U.S. Securities and Exchange Commission

LITIGATION RELEASE NO. 21622 / August 9, 2010

Securities and Exchange Commission v. Karlheinz Redekopp, Case No. 3:10-cv-05557 (W.D. Wash filed Aug. 9, 2010)

Securities and Exchange Commission v. International Commercial Television, Inc., Case No. 3:10-cv-05555 (W.D. Wash. filed Aug. 9, 2010)

SEC CHARGES SEATTLE-AREA COMPANY AND FORMER CFO WITH PHONY ACCOUNTING OF INFOMERCIAL SALES

The Securities and Exchange Commission today charged the former chief financial officer of a Seattle-area skin care retailer with fraudulently boosting earnings by reporting sales of anti-aging products promoted through Home Shopping Network infomercials while the products still sat unsold in the company’s warehouse.  The agency also separately settled charges against the company and began administrative proceedings against the company’s outside auditors for professional misconduct.  

The SEC alleges that Karl Redekopp, the former CFO of International Commercial Television Inc. (ICTV), turned millions of dollars of quarterly losses into profits by falsely accounting for ICTV's sales of the Derma Wand, a skin care appliance that purports to reduce wrinkles and improve skin appearance.
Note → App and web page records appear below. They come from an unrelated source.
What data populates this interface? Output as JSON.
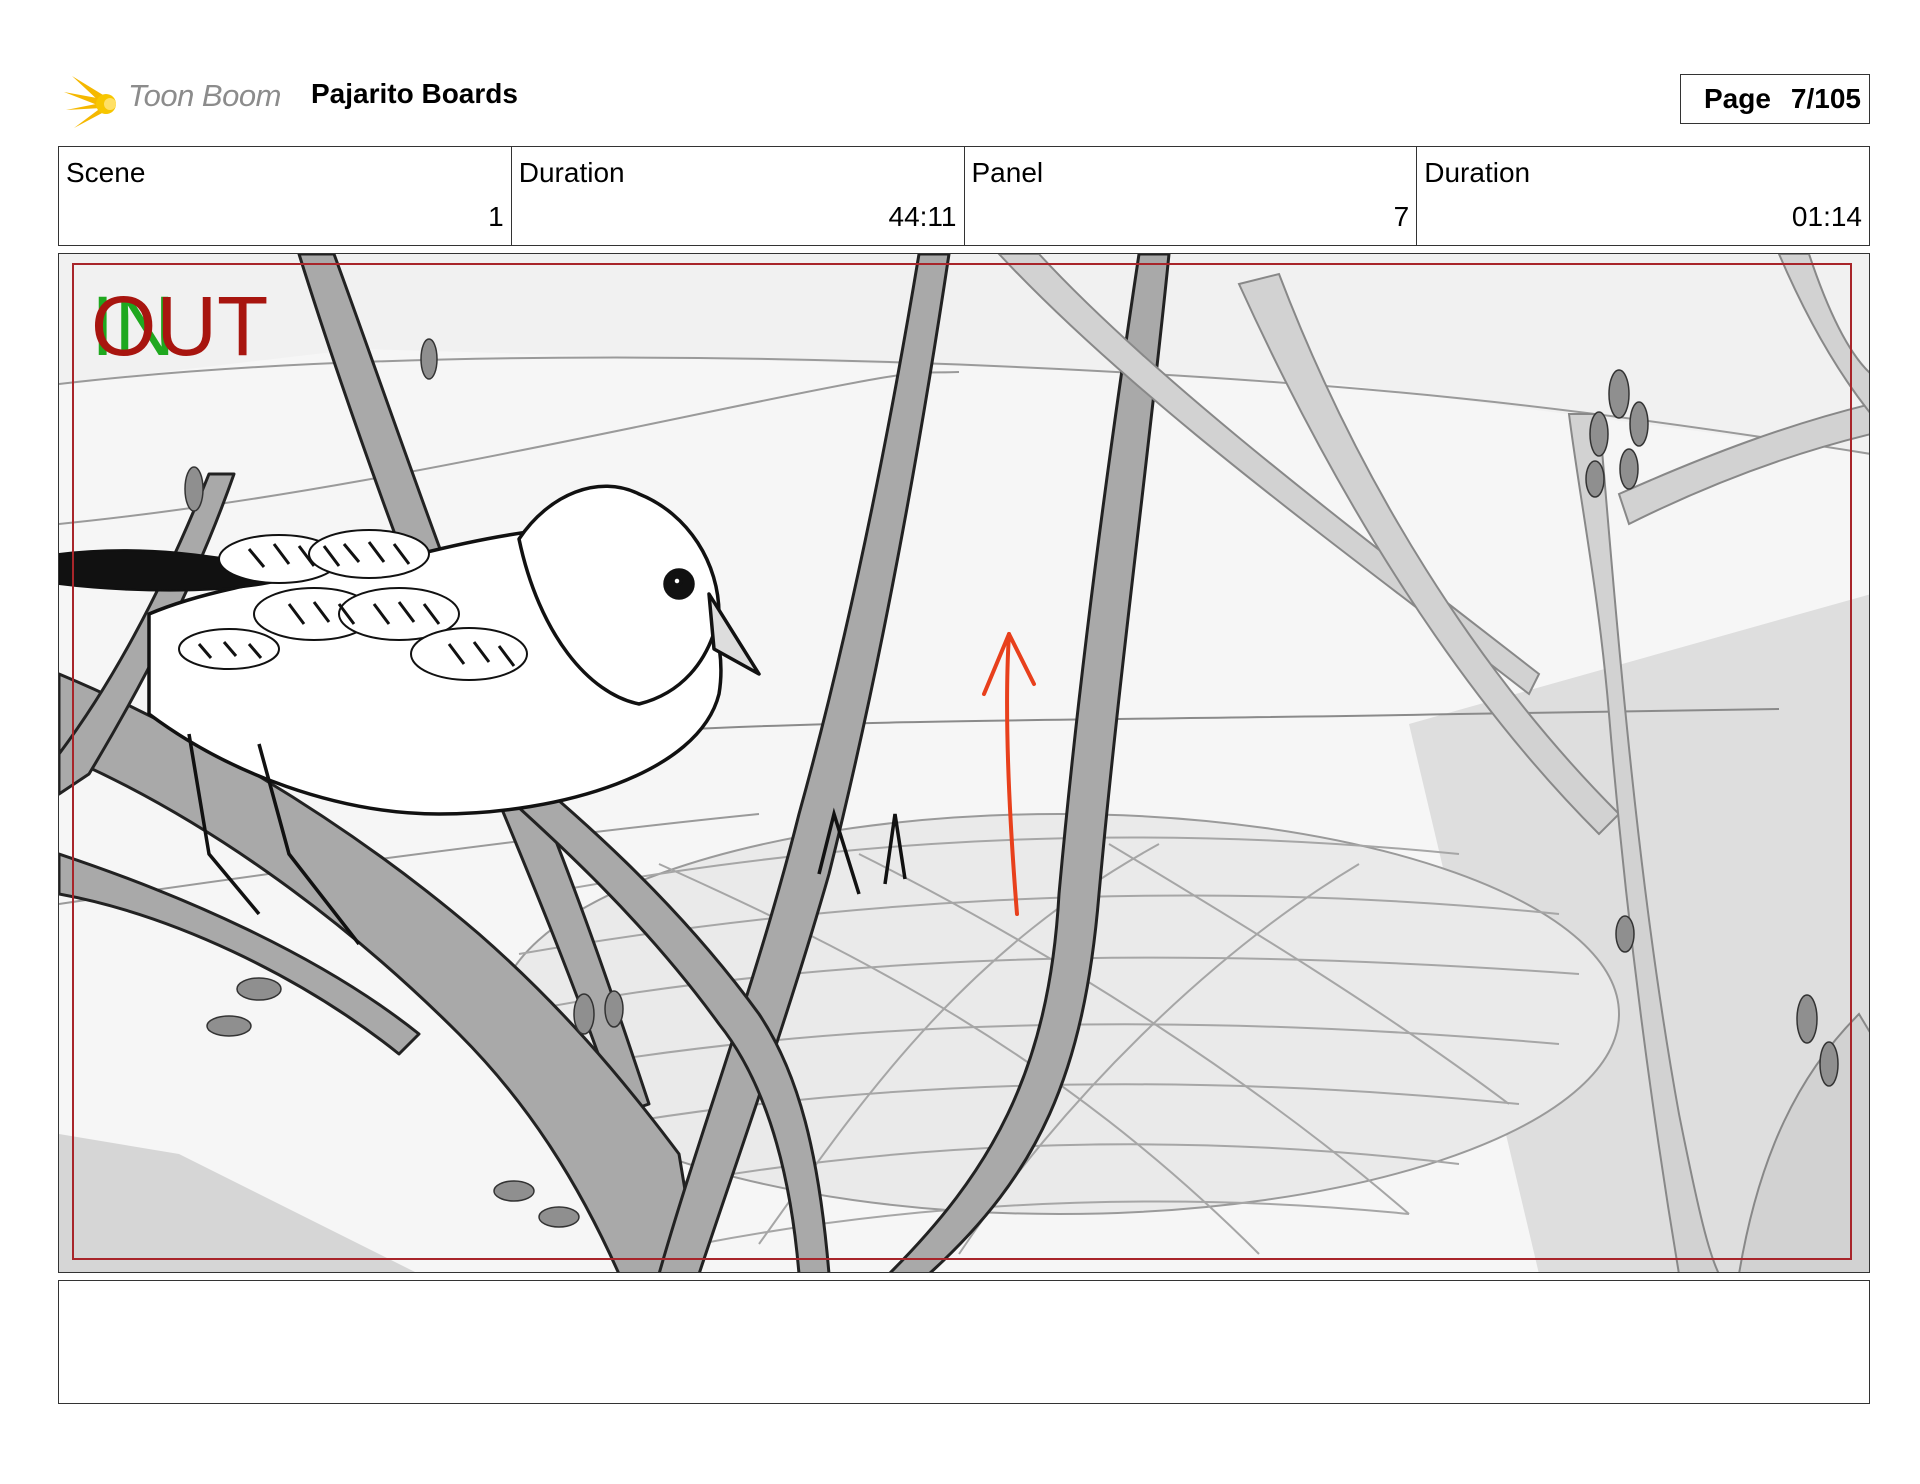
{
  "header": {
    "brand": "Toon Boom",
    "project_title": "Pajarito Boards",
    "page_label": "Page",
    "page_value": "7/105"
  },
  "info": {
    "scene_label": "Scene",
    "scene_value": "1",
    "scene_duration_label": "Duration",
    "scene_duration_value": "44:11",
    "panel_label": "Panel",
    "panel_value": "7",
    "panel_duration_label": "Duration",
    "panel_duration_value": "01:14"
  },
  "panel": {
    "in_marker": "IN",
    "out_marker": "OUT",
    "safe_frame_color": "#a8252a",
    "arrow_color": "#e8401c"
  },
  "notes": {
    "text": ""
  }
}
Redekopp fraudulently recognized revenue before the Home Shopping Network had actually sold or delivered the product to viewers. He also improperly recognized revenue before a free trial period offered by the company had expired, and failed to reverse revenue from products that had been returned. Redekopp's misconduct caused the company to falsely report millions of dollars in excess revenue in 2007 and 2008.

The SEC's complaint against Redekopp, filed in federal district court in Tacoma, Wash., alleges that Redekopp recorded "sales" of products that had not been shipped or that the customer was not obligated to pay for. Redekopp's fraudulent accounting resulted in ICTV adjusting net sales by more than $3.7 million over a five-quarter period in 2007 and 2008, negating all originally reported net income for those periods to restated net losses. For example, for year-end 2007 alone, ICTV restated its originally reported net income of $1.5 million to a net loss of $1.1 million after correcting the fraudulent reporting.

The SEC's complaint charges Redekopp, who lives in Vancouver, B.C., with violating Section 17(a) of the Securities Act of 1933, Sections 10(b) and 13(b)(5) of the Securities Exchange Act of 1934 ("Exchange Act") and Rules 10b-5, 13a-14, and 13b2-1 thereunder, and aiding and abetting the violations of Sections 13(a), 13(b)(2)(A), and 13(b)(2)(B) of the Exchange Act and Rules 12b-20, 13a-1, and 13a-13 thereunder. The SEC seeks a permanent injunction, a financial penalty, and an order barring him from serving as an officer or director of a public company.

In a separate complaint, the SEC charged ICTV for its misleading financial statements. Without admitting or denying the allegations, ICTV agreed to settle the charges by consenting to a final judgment permanently enjoining the company from future violations of Sections 13(a), 13(b)(2)(A), and 13(b)(2)(B) of the Exchange Act, and Rules 12b-20, 13a-1, and 13a-13 thereunder.

See Also: SEC Complaints v. International Commercial Television and Karl Redekopp

 
http://www.sec.gov/litigation/litreleases/2010/lr21622.htm

Last modified: 8/09/2010